Look through the records below and copy each line that includes the word "NewBlue".

[[ Data to process open ]]

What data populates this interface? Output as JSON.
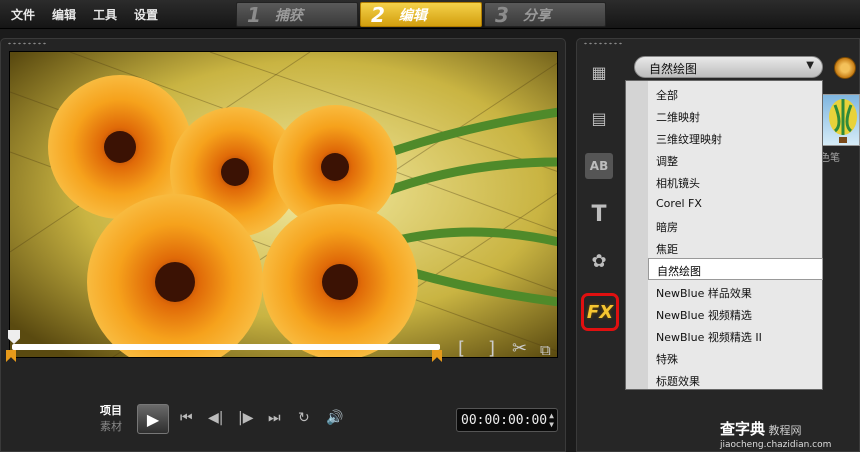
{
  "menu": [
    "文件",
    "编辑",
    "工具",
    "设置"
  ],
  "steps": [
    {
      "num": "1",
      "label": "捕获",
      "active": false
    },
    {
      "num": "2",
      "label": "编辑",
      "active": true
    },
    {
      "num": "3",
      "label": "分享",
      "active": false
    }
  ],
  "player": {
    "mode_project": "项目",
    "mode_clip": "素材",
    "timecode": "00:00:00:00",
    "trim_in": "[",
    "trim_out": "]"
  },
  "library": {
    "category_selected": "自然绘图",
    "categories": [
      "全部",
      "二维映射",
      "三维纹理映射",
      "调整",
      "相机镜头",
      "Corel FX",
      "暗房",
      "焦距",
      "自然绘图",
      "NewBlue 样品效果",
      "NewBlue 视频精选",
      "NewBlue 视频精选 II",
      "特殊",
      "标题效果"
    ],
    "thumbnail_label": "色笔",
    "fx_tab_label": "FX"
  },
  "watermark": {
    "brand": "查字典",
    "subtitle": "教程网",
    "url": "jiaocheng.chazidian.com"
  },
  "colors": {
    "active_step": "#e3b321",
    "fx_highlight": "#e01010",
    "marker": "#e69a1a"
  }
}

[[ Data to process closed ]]

**Solved exercise:**
      "NewBlue 样品效果",
      "NewBlue 视频精选",
      "NewBlue 视频精选 II",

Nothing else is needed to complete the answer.